A street scene in Old Town where a man beds down in a doorway, protected from view by his wheelchair.
Photo by Israel Bayer

Staff reports

Outreach workers from organizations throughout Portland and Multnomah County will be out at the end of January trying to determine exactly how many people are homeless in this area.

The work is in partnership with Portland and Multnomah County to compile both the numbers and demographics of people experiencing homelessness, from the Columbia Gorge to the floating camps on the Willamette River. The date for the one-night count is Jan. 30, however people will be surveyed on their sleeping status for that night through the week.

The homeless count is conducted to learn more about the individuals and families experiencing homelessness who are unsheltered. The report is federally mandated and happens in communities around the U.S. throughout 2013.

“The street count is a snapshot of homelessness in our community,” says housing commissioner Nick Fish. “Knowledge is power — the better we understand the challenge facing us, the better we can respond.”

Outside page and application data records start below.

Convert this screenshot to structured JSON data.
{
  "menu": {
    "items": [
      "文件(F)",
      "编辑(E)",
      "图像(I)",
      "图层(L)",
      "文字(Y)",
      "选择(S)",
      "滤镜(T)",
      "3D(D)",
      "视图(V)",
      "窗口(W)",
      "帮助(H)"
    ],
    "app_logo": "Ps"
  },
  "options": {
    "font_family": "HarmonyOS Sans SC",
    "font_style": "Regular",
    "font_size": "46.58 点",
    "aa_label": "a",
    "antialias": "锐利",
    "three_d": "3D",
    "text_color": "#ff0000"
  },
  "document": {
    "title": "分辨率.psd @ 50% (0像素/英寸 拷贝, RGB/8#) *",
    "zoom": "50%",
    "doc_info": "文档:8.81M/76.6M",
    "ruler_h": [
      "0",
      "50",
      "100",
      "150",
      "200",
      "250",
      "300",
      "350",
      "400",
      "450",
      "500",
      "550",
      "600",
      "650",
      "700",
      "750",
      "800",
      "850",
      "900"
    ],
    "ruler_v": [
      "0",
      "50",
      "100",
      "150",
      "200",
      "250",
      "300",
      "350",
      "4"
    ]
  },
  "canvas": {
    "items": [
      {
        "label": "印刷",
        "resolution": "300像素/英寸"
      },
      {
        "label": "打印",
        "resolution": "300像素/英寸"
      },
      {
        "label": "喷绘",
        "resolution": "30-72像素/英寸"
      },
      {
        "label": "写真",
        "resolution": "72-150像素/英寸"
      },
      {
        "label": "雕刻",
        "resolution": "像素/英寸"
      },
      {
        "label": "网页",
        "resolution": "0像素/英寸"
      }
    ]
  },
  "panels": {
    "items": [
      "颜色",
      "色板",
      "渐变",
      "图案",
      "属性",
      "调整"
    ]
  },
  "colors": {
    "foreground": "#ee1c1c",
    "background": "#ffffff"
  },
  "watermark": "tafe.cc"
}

The count captures those sleeping outside – on the street, in a car or abandoned building. In combination with the One-Night Shelter Count, which is conducted on the same night, the homeless count provides information on scope of homelessness and the need for services. The shelter count gathers information on people sleeping in or turned away from emergency shelters, motels, and transitional housing.

The homeless and shelter count is coming at a time when Multnomah County and the City of Portland are updating the 10-year plan to end homelessness. The updated plan will look at a broader population of people to target for housing, specifically families experiencing homelessness.

Generally accepted as an undercount, the 2011 one-night count tallied more than 4,600 people who were homeless. Nearly half were families with children, a 35 percent increase over the previous count in 2009.

Meanwhile, the city’s financial crunch has the Portland Housing Bureau contemplating a 10 percent reduction in its housing and homeless service programs.